Teruo, an overgrown adolescent whose dream is to revolutionize the haunted house industry, and whose greatest pleasure seems to be frightening young children, matches Akari punchline for punchline. Teruo's comedy is less purely physical, however, than it is the sum of his expressive responses (frequently to his elaborately-plotted shocks), his bizarre actions - at a business meeting he opts for a spoonful of sugar to a cup of tea or coffee - or more generally, his slow up-take. If anyone could be said to "carry" Fine, Totally Fine, its Arakawa. Of course, Fine, Totally Fine quite liberally shares its humor with its supporting players as well, as for instance Teruo's father whose peak occurs with an improbable, unexpected musical performance during a television broadcast (spoiler: its a love song about rice).

If it were to be said that Fine, Totally Fine was only as strong as its jokes, then Fujita's debut would be a very strong work indeed. However, the film's genuine sweetness and warmth, always worn quite lightly, be it in a gesture of kindness from a little girl (when a moment of discomfort seems imminent) or in the final exchange between Hisanobu and Akari emphasizes the work's depth, and moreover the maturity of a work framing its protagonists movement toward a belated adulthood - all within a Farrelly-esque milieu that matches the Brothers' hard-won affection for its under-dog heroes.

By comparison, Takashi Miike's Sukiyaki Western Django (2007) exemplifies nothing so much as it does a filmmaking that is unwilling to be anything other than sophomoric. Sure there's an intelligence here - Miike's translation of the genre finds an equivalent in the film's phonetic English dialogue, for example - but never is there a sense of stake or depth in Miike's work, to contrast it with Fujita's picture or even the best of Sukiyaki Western Django's most buzz-worthy supporting player Quentin Tarantino (i.e. Pulp Fiction, Jackie Brown and Kill Bill, Volume 2). Rather, Miike's soul-less cinema is all about its punchlines - never as funny as Fine, Totally Fine, though they do have a formal side in the director's tightly-framed reveals - targeted toward a public who want nothing more in the world (evidentally, if the Japan Society crowd is any indication) than a bad-ass grandma with an enormous dragon tattoo on her back. This is a film for Miike's audience, for his post-modernist public - a club that most certainly does not include this writer as a member.

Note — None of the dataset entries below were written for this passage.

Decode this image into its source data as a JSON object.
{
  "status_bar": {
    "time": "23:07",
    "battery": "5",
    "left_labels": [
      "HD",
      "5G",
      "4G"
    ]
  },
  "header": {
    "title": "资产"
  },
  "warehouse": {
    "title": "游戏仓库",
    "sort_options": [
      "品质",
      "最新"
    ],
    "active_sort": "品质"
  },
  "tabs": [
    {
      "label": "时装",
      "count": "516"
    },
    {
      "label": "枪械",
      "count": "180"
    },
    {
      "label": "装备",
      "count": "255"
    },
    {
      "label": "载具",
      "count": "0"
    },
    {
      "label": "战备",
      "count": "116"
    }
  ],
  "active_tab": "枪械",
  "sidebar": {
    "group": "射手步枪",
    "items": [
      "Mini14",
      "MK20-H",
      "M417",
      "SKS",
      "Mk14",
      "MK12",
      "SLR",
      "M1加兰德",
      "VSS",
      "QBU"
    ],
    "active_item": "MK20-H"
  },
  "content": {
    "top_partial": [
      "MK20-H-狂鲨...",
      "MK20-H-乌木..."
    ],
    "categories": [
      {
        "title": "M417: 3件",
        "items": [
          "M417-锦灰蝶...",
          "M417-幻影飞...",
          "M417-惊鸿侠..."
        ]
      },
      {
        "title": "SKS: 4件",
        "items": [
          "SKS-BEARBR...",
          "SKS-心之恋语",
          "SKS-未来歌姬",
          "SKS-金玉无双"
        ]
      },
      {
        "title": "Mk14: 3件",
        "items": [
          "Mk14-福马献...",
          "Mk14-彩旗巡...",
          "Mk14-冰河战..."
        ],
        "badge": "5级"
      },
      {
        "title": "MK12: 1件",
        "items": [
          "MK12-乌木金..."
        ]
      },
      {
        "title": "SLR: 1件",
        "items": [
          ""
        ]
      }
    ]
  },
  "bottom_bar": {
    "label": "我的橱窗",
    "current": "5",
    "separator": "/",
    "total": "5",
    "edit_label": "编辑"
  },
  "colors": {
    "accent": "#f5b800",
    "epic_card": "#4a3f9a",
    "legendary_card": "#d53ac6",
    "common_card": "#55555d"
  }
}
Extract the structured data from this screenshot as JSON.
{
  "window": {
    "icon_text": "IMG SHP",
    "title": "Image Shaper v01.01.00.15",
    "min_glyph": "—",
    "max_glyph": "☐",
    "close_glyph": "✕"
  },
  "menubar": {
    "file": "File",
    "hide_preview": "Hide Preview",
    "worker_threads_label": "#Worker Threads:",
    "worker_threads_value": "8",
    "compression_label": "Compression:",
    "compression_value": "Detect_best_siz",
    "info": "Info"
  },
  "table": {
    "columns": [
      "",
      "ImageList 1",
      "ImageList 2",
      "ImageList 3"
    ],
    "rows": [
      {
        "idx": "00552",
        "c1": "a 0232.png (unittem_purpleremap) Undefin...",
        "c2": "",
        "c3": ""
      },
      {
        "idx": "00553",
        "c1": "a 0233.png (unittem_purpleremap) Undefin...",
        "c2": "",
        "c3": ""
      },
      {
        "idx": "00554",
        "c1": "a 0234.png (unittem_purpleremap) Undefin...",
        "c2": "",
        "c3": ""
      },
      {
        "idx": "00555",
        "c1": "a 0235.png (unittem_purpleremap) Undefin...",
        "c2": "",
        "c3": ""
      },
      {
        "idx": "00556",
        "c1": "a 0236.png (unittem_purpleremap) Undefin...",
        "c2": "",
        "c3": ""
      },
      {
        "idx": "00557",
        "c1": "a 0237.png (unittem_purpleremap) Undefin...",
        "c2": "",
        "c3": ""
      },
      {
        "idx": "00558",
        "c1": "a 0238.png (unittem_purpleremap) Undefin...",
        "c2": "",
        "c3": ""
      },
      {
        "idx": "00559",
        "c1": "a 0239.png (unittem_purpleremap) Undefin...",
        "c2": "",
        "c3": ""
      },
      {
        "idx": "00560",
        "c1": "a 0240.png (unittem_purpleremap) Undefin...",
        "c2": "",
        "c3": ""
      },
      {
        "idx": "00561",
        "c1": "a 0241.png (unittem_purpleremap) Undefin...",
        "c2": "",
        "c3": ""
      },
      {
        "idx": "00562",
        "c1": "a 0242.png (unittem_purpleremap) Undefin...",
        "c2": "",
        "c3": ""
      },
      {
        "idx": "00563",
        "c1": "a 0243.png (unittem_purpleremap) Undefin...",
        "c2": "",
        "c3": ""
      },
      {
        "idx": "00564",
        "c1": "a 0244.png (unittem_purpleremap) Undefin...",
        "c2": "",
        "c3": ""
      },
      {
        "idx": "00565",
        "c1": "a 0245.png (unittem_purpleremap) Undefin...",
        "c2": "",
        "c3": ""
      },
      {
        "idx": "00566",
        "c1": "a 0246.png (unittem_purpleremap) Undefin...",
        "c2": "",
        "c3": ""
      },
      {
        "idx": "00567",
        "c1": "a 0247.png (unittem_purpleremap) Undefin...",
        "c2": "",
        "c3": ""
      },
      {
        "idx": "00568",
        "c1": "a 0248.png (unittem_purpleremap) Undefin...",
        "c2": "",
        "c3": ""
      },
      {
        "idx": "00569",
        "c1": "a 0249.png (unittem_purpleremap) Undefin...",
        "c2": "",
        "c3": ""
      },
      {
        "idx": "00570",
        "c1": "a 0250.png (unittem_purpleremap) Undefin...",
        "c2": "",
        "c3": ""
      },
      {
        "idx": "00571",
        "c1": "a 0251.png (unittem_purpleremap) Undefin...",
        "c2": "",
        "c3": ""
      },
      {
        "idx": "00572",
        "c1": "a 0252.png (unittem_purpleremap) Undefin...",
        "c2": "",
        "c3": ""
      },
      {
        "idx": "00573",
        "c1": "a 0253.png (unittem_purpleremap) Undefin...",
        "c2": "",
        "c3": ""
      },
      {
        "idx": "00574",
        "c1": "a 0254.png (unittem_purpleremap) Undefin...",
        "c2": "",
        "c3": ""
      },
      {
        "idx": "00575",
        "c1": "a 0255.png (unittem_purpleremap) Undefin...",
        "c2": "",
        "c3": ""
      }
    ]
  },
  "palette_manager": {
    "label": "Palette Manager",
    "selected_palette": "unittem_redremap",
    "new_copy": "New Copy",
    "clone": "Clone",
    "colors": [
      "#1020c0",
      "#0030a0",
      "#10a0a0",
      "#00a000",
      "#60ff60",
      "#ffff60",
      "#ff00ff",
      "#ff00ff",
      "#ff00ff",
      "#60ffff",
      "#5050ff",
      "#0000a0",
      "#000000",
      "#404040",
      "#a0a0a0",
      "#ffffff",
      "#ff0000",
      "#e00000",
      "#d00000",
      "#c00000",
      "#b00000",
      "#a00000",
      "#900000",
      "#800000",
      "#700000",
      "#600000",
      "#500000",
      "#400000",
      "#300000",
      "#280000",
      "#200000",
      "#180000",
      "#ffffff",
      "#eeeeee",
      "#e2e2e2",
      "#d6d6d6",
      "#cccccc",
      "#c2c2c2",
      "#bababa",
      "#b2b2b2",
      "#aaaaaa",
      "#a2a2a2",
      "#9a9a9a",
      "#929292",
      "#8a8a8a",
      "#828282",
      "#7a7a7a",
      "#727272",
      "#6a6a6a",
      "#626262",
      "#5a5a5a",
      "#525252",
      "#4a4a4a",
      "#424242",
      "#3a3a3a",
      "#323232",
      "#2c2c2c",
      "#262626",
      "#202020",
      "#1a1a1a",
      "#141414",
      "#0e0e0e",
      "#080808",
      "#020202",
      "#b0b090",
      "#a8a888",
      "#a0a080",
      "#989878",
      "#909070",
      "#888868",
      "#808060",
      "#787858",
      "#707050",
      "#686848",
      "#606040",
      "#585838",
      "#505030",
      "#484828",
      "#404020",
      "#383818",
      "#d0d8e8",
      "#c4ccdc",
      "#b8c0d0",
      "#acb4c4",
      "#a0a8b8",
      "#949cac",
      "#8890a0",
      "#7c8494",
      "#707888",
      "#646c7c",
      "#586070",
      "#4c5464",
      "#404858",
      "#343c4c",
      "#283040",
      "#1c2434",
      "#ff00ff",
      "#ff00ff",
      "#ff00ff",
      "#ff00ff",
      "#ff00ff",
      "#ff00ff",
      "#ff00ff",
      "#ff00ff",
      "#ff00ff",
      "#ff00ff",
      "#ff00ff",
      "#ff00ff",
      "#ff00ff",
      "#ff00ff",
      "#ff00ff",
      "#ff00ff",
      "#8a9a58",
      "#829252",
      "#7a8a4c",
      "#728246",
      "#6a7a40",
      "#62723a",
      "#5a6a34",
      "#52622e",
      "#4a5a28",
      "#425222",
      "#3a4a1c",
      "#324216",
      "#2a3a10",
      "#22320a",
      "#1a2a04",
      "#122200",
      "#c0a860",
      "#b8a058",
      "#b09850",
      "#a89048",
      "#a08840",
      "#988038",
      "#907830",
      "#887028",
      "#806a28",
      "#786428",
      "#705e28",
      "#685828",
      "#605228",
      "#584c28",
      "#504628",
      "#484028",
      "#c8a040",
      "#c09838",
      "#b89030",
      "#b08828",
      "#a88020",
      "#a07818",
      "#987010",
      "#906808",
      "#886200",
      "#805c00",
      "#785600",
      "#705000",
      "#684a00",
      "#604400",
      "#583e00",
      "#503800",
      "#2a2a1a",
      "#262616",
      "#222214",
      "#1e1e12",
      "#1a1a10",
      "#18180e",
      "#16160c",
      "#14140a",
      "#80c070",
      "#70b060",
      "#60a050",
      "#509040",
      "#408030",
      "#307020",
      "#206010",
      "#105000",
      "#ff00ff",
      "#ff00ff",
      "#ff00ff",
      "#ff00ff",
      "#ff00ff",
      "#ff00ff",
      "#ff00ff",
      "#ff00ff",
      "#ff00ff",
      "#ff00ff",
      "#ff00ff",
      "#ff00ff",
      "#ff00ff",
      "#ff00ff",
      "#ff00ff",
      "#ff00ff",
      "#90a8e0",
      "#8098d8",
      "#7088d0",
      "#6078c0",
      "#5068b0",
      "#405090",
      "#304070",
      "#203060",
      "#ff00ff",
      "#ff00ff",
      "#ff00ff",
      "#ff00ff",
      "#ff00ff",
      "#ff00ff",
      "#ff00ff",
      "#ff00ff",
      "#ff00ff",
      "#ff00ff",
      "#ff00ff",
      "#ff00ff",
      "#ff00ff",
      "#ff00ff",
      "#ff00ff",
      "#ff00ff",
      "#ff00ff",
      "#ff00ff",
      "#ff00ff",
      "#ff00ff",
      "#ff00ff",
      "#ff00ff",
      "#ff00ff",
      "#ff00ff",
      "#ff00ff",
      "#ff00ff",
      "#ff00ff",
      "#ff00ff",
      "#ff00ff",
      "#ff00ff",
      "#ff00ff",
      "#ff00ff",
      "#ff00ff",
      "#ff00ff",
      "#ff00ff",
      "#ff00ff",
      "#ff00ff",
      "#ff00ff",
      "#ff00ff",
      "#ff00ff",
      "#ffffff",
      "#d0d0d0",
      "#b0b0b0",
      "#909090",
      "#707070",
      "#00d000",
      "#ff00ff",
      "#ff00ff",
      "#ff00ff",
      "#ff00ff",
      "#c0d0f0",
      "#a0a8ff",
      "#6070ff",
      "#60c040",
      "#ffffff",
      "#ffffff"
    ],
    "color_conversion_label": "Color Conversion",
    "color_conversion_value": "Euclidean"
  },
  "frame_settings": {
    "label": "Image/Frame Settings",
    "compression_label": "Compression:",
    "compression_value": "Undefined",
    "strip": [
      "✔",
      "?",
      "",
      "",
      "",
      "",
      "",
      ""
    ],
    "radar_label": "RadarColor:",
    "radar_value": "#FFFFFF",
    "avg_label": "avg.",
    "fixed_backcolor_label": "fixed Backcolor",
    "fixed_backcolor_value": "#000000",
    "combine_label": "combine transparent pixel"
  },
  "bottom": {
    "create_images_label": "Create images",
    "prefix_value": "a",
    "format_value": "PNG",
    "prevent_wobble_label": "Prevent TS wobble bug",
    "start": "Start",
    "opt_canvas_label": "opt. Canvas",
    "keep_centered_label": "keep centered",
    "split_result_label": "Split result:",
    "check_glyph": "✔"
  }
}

Yet even for today's small "n" nihilists, Sukiyaki Western Django may not exactly rate as major Miike, if its relatively lazy action set-pieces are any indication.